A framework provides a mechanism to rapidly build certain types of applications. Frameworks exist for business software, web software, games and more. A toolset is a collection of simple and easy to use tools to help build software. How are these different and why does it matter?
A framework takes control. It controls the overall program flow and what it can do. You configure it or provide code for custom sections and it works. It’s intended to save time. They are built like most programs, at least how beginners program. Beginner programmers examine a problem and find common patterns. They build this then create sections that can be interchanged to handle the rest. This is normal and reflects a typical thought process.
A toolset is far simpler. Toolsets don’t take control, instead you use them however you want. They provide flexibility.
Between the two, which is the better approach? Frameworks ultimately fail for several good reasons. First, projects are never the same. Each project has their own set of requirements and they don’t always fit nicely inside of a framework. Inexperienced folk find something that mostly matches their requirements. They do the majority of their project easily but often get stuck on the rest. Sometimes the framework can be expanded to ensure a project will work. Framework developers add more features for this purpose. The framework becomes increasingly more complex. New developers have to learn this new framework before writing an application in it. This barrier to entry has to be balanced with any time savings. This is but one problem and not the most important.
Frameworks ultimately become overly complex as they age. As they grow more complex, it takes more work to program in them. They inevitably reach the point where it takes just as many lines of code to write an application in a framework as it would to write it in native code. This is the ultimate death blow for any framework because it no longer saves time. Additionally it runs far slower than native code because it has a large overhead.
The last problem with frameworks is that they eventually are abandoned by their creators. Imagine spending ten years developing an application only for your framework to be rendered useless. Many developers and companies fall into this trap.
So why do programmers use frameworks? Many reasons have been proposed but in reality it is because new programmers think that way. There are far too many unskilled programmers. Given time and effort, programmers transition to toolsets.
Skilled programmers examine problems differently. During planning they identify tools needed and start by building them. Tools eventually grow more complex then are used to create the final product. They build their tools atop other toolsets. Toolsets are quick to learn and use. They are simple and generally better debugged. They follow the natural flow of the technology rather than the arbitrary control of a framework. This gives the programmer more options when programming.
Despite all this, some programmers still insist on using frameworks. They claim that a framework ensures code is uniform and secure. They may feel that enforcing standards ensures code is better. Standards are commonly used and represent a framework for code. It has the same limits as all frameworks. Some frameworks handle things like security, but that only lasts until a programmer unintentionally makes a backdoor. If your programmers aren’t good enough to handle program security then you need better programmers.

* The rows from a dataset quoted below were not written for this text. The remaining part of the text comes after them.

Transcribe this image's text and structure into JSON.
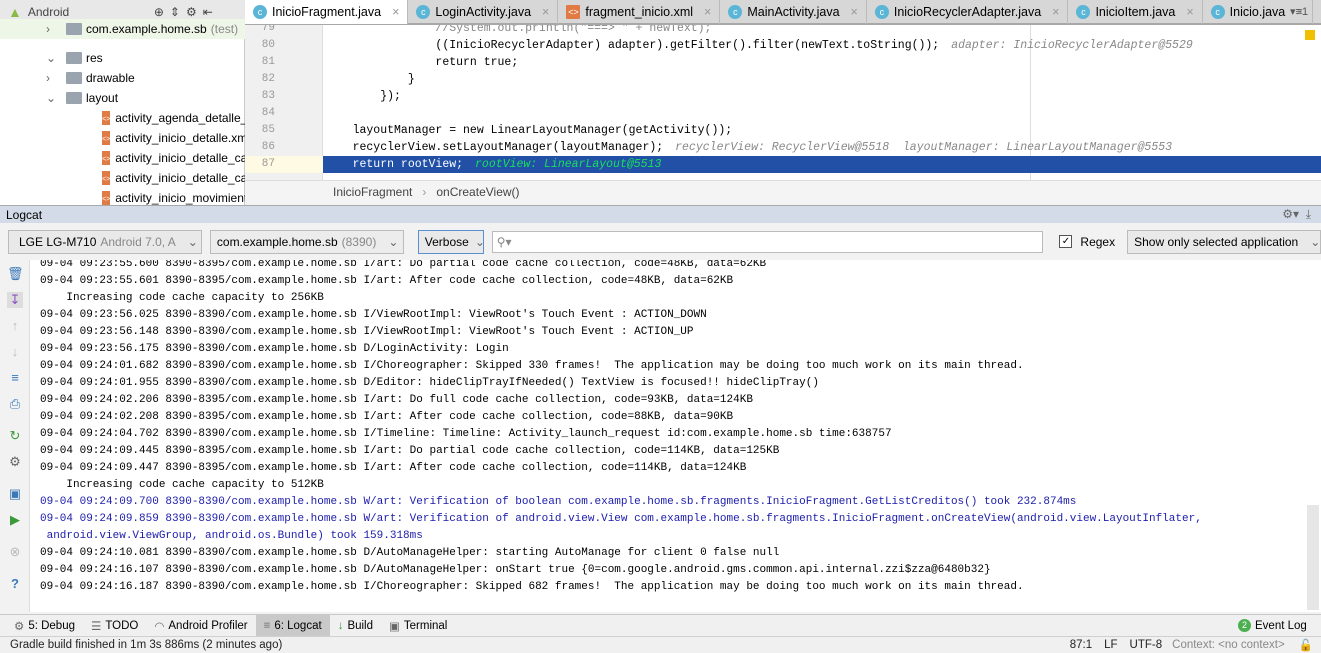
{
  "project": {
    "view": "Android",
    "items": [
      {
        "label": "com.example.home.sb",
        "suffix": "(test)",
        "type": "package",
        "indent": 1
      },
      {
        "label": "res",
        "type": "res",
        "indent": 0
      },
      {
        "label": "drawable",
        "type": "folder",
        "indent": 1
      },
      {
        "label": "layout",
        "type": "folder",
        "indent": 1
      },
      {
        "label": "activity_agenda_detalle_caso",
        "type": "xml",
        "indent": 2
      },
      {
        "label": "activity_inicio_detalle.xml",
        "type": "xml",
        "indent": 2
      },
      {
        "label": "activity_inicio_detalle_caso",
        "type": "xml",
        "indent": 2
      },
      {
        "label": "activity_inicio_detalle_caso_",
        "type": "xml",
        "indent": 2
      },
      {
        "label": "activity_inicio_movimiento",
        "type": "xml",
        "indent": 2
      }
    ]
  },
  "tabs": [
    {
      "label": "InicioFragment.java",
      "type": "java",
      "active": true
    },
    {
      "label": "LoginActivity.java",
      "type": "java"
    },
    {
      "label": "fragment_inicio.xml",
      "type": "xml"
    },
    {
      "label": "MainActivity.java",
      "type": "java"
    },
    {
      "label": "InicioRecyclerAdapter.java",
      "type": "java"
    },
    {
      "label": "InicioItem.java",
      "type": "java"
    },
    {
      "label": "Inicio.java",
      "type": "java"
    }
  ],
  "tabs_overflow": "1",
  "editor": {
    "lines": [
      {
        "n": "79",
        "code": "                //System.out.println(\"===> \" + newText);",
        "hint": ""
      },
      {
        "n": "80",
        "code": "                ((InicioRecyclerAdapter) adapter).getFilter().filter(newText.toString());",
        "hint": "adapter: InicioRecyclerAdapter@5529"
      },
      {
        "n": "81",
        "code": "                return true;",
        "hint": ""
      },
      {
        "n": "82",
        "code": "            }",
        "hint": ""
      },
      {
        "n": "83",
        "code": "        });",
        "hint": ""
      },
      {
        "n": "84",
        "code": "",
        "hint": ""
      },
      {
        "n": "85",
        "code": "    layoutManager = new LinearLayoutManager(getActivity());",
        "hint": ""
      },
      {
        "n": "86",
        "code": "    recyclerView.setLayoutManager(layoutManager);",
        "hint": "recyclerView: RecyclerView@5518  layoutManager: LinearLayoutManager@5553"
      },
      {
        "n": "87",
        "code": "    return rootView;",
        "hint": "rootView: LinearLayout@5513",
        "current": true
      }
    ]
  },
  "breadcrumb": [
    "InicioFragment",
    "onCreateView()"
  ],
  "logcat": {
    "title": "Logcat",
    "device": "LGE LG-M710",
    "device_detail": "Android 7.0, A",
    "process": "com.example.home.sb",
    "process_pid": "(8390)",
    "level": "Verbose",
    "search_value": "",
    "regex_label": "Regex",
    "regex_checked": true,
    "filter": "Show only selected application",
    "lines": [
      {
        "t": "09-04 09:23:55.600 8390-8395/com.example.home.sb I/art: Do partial code cache collection, code=48KB, data=62KB",
        "l": "I"
      },
      {
        "t": "09-04 09:23:55.601 8390-8395/com.example.home.sb I/art: After code cache collection, code=48KB, data=62KB",
        "l": "I"
      },
      {
        "t": "    Increasing code cache capacity to 256KB",
        "l": "I"
      },
      {
        "t": "09-04 09:23:56.025 8390-8390/com.example.home.sb I/ViewRootImpl: ViewRoot's Touch Event : ACTION_DOWN",
        "l": "I"
      },
      {
        "t": "09-04 09:23:56.148 8390-8390/com.example.home.sb I/ViewRootImpl: ViewRoot's Touch Event : ACTION_UP",
        "l": "I"
      },
      {
        "t": "09-04 09:23:56.175 8390-8390/com.example.home.sb D/LoginActivity: Login",
        "l": "D"
      },
      {
        "t": "09-04 09:24:01.682 8390-8390/com.example.home.sb I/Choreographer: Skipped 330 frames!  The application may be doing too much work on its main thread.",
        "l": "I"
      },
      {
        "t": "09-04 09:24:01.955 8390-8390/com.example.home.sb D/Editor: hideClipTrayIfNeeded() TextView is focused!! hideClipTray()",
        "l": "D"
      },
      {
        "t": "09-04 09:24:02.206 8390-8395/com.example.home.sb I/art: Do full code cache collection, code=93KB, data=124KB",
        "l": "I"
      },
      {
        "t": "09-04 09:24:02.208 8390-8395/com.example.home.sb I/art: After code cache collection, code=88KB, data=90KB",
        "l": "I"
      },
      {
        "t": "09-04 09:24:04.702 8390-8390/com.example.home.sb I/Timeline: Timeline: Activity_launch_request id:com.example.home.sb time:638757",
        "l": "I"
      },
      {
        "t": "09-04 09:24:09.445 8390-8395/com.example.home.sb I/art: Do partial code cache collection, code=114KB, data=125KB",
        "l": "I"
      },
      {
        "t": "09-04 09:24:09.447 8390-8395/com.example.home.sb I/art: After code cache collection, code=114KB, data=124KB",
        "l": "I"
      },
      {
        "t": "    Increasing code cache capacity to 512KB",
        "l": "I"
      },
      {
        "t": "09-04 09:24:09.700 8390-8390/com.example.home.sb W/art: Verification of boolean com.example.home.sb.fragments.InicioFragment.GetListCreditos() took 232.874ms",
        "l": "W"
      },
      {
        "t": "09-04 09:24:09.859 8390-8390/com.example.home.sb W/art: Verification of android.view.View com.example.home.sb.fragments.InicioFragment.onCreateView(android.view.LayoutInflater,",
        "l": "W"
      },
      {
        "t": " android.view.ViewGroup, android.os.Bundle) took 159.318ms",
        "l": "W"
      },
      {
        "t": "09-04 09:24:10.081 8390-8390/com.example.home.sb D/AutoManageHelper: starting AutoManage for client 0 false null",
        "l": "D"
      },
      {
        "t": "09-04 09:24:16.107 8390-8390/com.example.home.sb D/AutoManageHelper: onStart true {0=com.google.android.gms.common.api.internal.zzi$zza@6480b32}",
        "l": "D"
      },
      {
        "t": "09-04 09:24:16.187 8390-8390/com.example.home.sb I/Choreographer: Skipped 682 frames!  The application may be doing too much work on its main thread.",
        "l": "I"
      }
    ]
  },
  "toolwindows": [
    {
      "label": "5: Debug",
      "icon": "bug-icon"
    },
    {
      "label": "TODO",
      "icon": "todo-icon"
    },
    {
      "label": "Android Profiler",
      "icon": "profiler-icon"
    },
    {
      "label": "6: Logcat",
      "icon": "logcat-icon",
      "active": true
    },
    {
      "label": "Build",
      "icon": "build-icon"
    },
    {
      "label": "Terminal",
      "icon": "terminal-icon"
    }
  ],
  "event_log": {
    "label": "Event Log",
    "count": "2"
  },
  "status": {
    "message": "Gradle build finished in 1m 3s 886ms (2 minutes ago)",
    "position": "87:1",
    "line_sep": "LF",
    "encoding": "UTF-8",
    "context": "Context: <no context>"
  },
  "colors": {
    "selection": "#2150a6",
    "warn": "#1c1cac",
    "accent": "#5ab5d6"
  }
}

Code uniformity requires a bit more explanation.
Patterns exist in programs, such as MVC (Model View Controller), client-server and so on. Programmers naturally recognized these patterns and organized their code to fit within them. This is alright, but along the way they start forcing all code into these patterns. There will always be things that don’t fit into any pattern. Many programmers have a belief that following simple patterns makes code better. Unfortunately that is not the case. A bad programmer will find new and creative ways to mess up even the most well intentioned organization. A good programmer makes good code regardless of the pattern. Any arbitrary code organization can never improve the quality of code. A pattern is nothing but a framework after all.
In conclusion, frameworks are generally used by less skilled programmers. As skill grows, programmers transition to toolsets. In the end, flexibility and adaptability usually win.